Liberation theology comes from the realization that salvation includes more than saving individual souls for eternal life after death (though it does include that). A study of the word “salvation” and related concepts in the Old Testament reveals that salvation usually has a concrete setting in this life. An individual prays for salvation from enemies or from sickness and praises God when the rescue comes. The nation prays for salvation from enemies or for a return from exile.
The exodus or escape of a group of slaves from Egypt is the central historical event of the Old Testament. It is the founding event of the nation of Israel and Israel’s covenant with God. The story begin when God hears the cries of the oppressed and intervenes in history to save them from bondage. Then God forms them into a community of people with a special relationship to himself and to each other.
The theme of liberation continues in the ministry of Jesus, who announced his ministry by quoting these words from the prophet Isaiah,
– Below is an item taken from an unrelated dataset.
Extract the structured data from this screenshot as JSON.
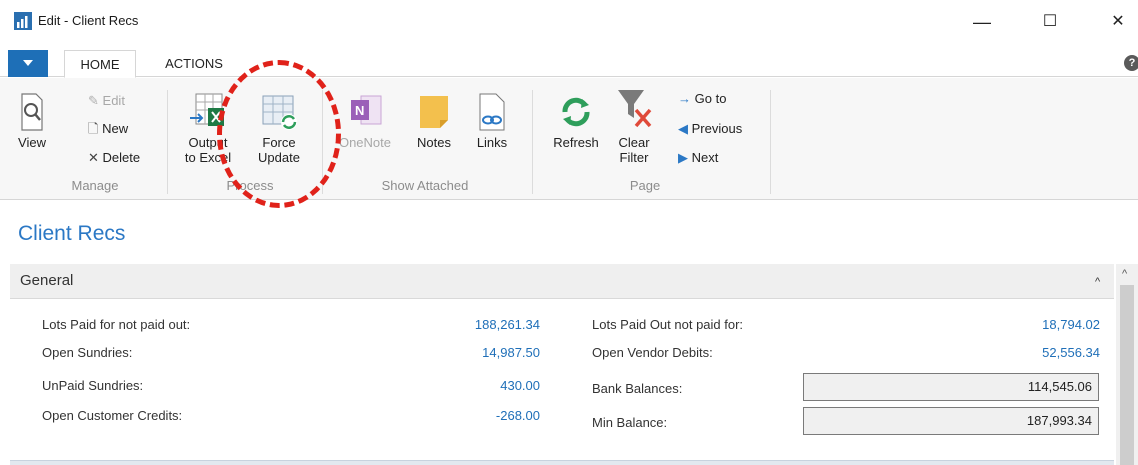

The Spirit of the Lord is on me, because he has anointed me to preach good news to the poor.
He has sent me to proclaim freedom for the prisoners, and recovery of sight for the blind,
To release the oppressed, to proclaim the year of the Lord’s favor.
Salvation in the New Testament includes the forgiveness of personal sins for a new relationship with God and with one’s fellow pilgrims on earth through Jesus Christ. It includes the hope of full deliverance in the future from all forms of bondage, sickness, suffering, and selfishness. It also includes at least occasionally signs of that future deliverance–sometimes prayers for healing, prosperity, and freedom are answered in this life. Salvation in the New Testament also includes the indwelling presence of Christ in the life of believers through the Holy Spirit. The presence of Christ enables a follower of Christ to continue his ministry of compassion, justice, and liberation.
Liberation theology takes many forms. Some are clearly wrong, depending on the failed economic theory of socialism and hoping to transform society through violent revolution. But liberation theology does not have to be like that, and many forms are not.
Black liberation theology assumes that the experiences of black people gives them a unique vantage point for understanding the message of the Bible. White people have more in common with Pharaoh and Caesar, black people have more in common with the liberated Hebrew slaves and the poor people who followed Jesus.
Black liberation theology in North America is heavily indebted to the ministry of Martin Luther King, who proved that change can come through nonviolent action coupled with prayer and faith.
Black liberation theology teaches that all people are sinful and need repentance, forgiveness, and the presence of the Spirit to overcome the effects of sin. It also realizes that sin takes different forms in different people. In Pharaoh and his followers sin manifests itself in a stubborn refusal to hear the cries of the oppressed and to submit to the message of judgment. In the victims of Pharaoh’s oppression, sin often takes the form of a failure of courage, a lack of faith, an identification with the oppressors rather than heeding God’s message of liberation.
In addition to the reconciling message of Jesus as proclaimed by Dr. King, liberation theologians and preachers also listen to the words (and sometimes mimic the fiery rhetoric) of the biblical prophets like Amos and Jeremiah, or even James the Just, who grew up in the same house with Mary, Joseph, and Jesus:
Now listen, you rich people, weep and wail because of the misery that is coming upon you. Your wealth has rotted, and moths have eaten your clothes. Your gold and sliver are corroded. Their corrosion will testify against you and eat your flesh like fire. You have hoarded wealth in the last days. Look! The wages you failed to pay the workers who mowed your fields are crying out against you. The cries of the harvesters have reached the ears of the Lord Almighty. You have lived on earth in luxury and self-indulgence. You have fattened yourselves in the day of slaughter. You have condemend and murdered innocent men, who were not opposing you.